Web page and app entries
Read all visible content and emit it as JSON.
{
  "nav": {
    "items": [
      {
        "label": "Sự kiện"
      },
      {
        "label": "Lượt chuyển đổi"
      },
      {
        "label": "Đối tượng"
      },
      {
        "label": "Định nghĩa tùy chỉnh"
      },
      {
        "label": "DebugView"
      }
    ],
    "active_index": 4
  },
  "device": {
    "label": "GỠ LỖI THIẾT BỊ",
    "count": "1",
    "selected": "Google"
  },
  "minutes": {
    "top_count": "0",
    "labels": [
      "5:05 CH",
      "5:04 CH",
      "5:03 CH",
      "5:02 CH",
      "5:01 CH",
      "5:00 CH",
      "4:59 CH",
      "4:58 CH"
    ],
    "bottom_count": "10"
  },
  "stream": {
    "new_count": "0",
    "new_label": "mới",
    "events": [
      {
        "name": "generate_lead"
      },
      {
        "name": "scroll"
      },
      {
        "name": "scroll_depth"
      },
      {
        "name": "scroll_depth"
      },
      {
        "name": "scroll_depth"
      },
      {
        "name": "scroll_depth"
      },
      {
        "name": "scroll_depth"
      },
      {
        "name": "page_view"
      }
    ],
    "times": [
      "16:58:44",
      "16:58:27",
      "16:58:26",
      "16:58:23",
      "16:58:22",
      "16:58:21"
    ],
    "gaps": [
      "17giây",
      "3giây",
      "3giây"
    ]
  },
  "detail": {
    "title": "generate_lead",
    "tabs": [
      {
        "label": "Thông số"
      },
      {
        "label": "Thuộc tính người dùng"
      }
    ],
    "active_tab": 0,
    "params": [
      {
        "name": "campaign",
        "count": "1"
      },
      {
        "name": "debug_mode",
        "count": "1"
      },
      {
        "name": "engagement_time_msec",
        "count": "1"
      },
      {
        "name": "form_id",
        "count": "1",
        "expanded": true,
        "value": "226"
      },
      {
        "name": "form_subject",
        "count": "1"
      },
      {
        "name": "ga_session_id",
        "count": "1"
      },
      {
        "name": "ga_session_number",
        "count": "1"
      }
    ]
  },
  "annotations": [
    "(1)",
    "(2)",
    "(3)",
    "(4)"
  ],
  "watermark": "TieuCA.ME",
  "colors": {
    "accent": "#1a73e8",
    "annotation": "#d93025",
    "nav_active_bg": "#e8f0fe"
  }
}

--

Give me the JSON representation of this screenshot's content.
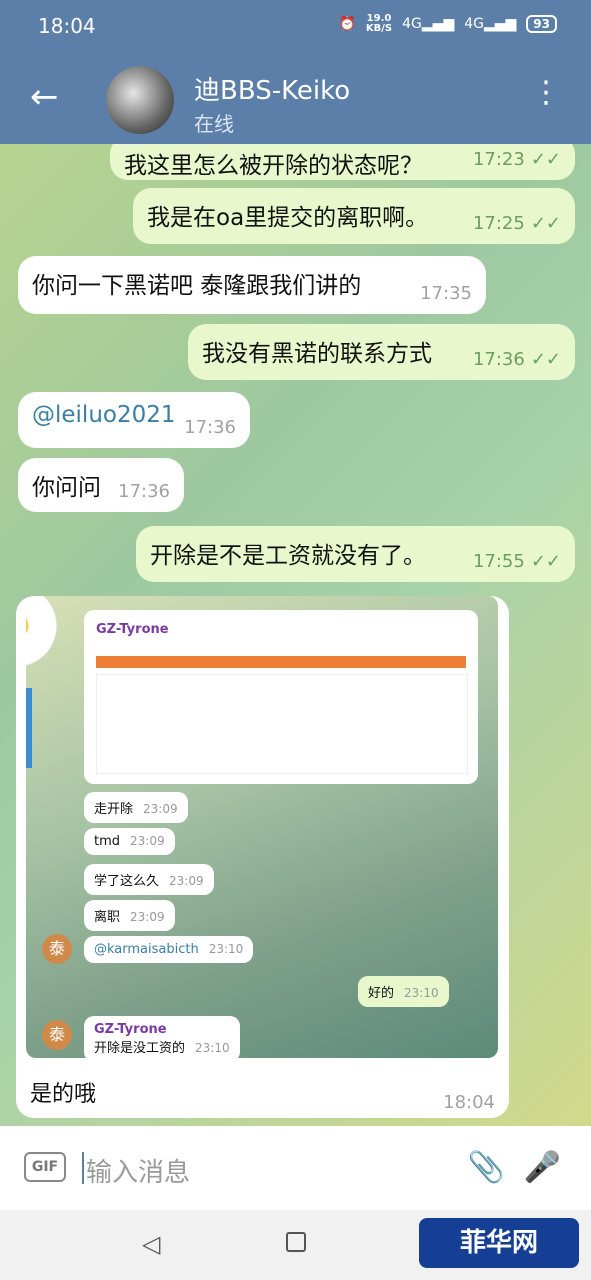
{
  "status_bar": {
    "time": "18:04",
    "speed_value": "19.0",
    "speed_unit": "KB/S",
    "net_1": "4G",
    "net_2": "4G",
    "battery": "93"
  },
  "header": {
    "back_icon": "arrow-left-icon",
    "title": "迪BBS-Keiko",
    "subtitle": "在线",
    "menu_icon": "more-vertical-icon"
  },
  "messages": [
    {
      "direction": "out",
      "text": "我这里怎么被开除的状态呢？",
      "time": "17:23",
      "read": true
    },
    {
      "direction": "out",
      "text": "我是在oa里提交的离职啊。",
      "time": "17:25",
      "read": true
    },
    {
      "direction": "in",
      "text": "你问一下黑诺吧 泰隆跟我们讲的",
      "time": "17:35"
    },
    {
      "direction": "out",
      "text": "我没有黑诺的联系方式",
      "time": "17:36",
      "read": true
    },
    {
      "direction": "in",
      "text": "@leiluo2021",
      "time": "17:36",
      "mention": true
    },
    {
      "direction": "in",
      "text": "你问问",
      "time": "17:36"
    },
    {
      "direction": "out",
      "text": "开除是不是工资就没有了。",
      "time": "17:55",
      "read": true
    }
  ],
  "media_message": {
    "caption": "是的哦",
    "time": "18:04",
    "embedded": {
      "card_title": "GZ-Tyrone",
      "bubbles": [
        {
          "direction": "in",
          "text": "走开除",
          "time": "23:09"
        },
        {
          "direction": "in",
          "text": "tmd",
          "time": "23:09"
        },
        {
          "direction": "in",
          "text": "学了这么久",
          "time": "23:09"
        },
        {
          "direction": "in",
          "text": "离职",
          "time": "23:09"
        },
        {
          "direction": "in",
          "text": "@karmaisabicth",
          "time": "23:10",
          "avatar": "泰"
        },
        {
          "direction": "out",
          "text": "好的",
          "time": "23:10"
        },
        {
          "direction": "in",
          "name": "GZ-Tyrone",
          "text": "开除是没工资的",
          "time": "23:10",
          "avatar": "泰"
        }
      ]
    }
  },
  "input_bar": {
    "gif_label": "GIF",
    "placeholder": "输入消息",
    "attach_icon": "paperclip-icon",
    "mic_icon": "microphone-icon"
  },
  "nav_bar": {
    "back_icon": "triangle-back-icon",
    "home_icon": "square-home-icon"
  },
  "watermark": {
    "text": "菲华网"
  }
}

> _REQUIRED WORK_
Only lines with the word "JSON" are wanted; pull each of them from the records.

> _WORKED SOLUTION_
Read all visible content and emit it as JSON.
Give me the JSON representation of this screenshot's content.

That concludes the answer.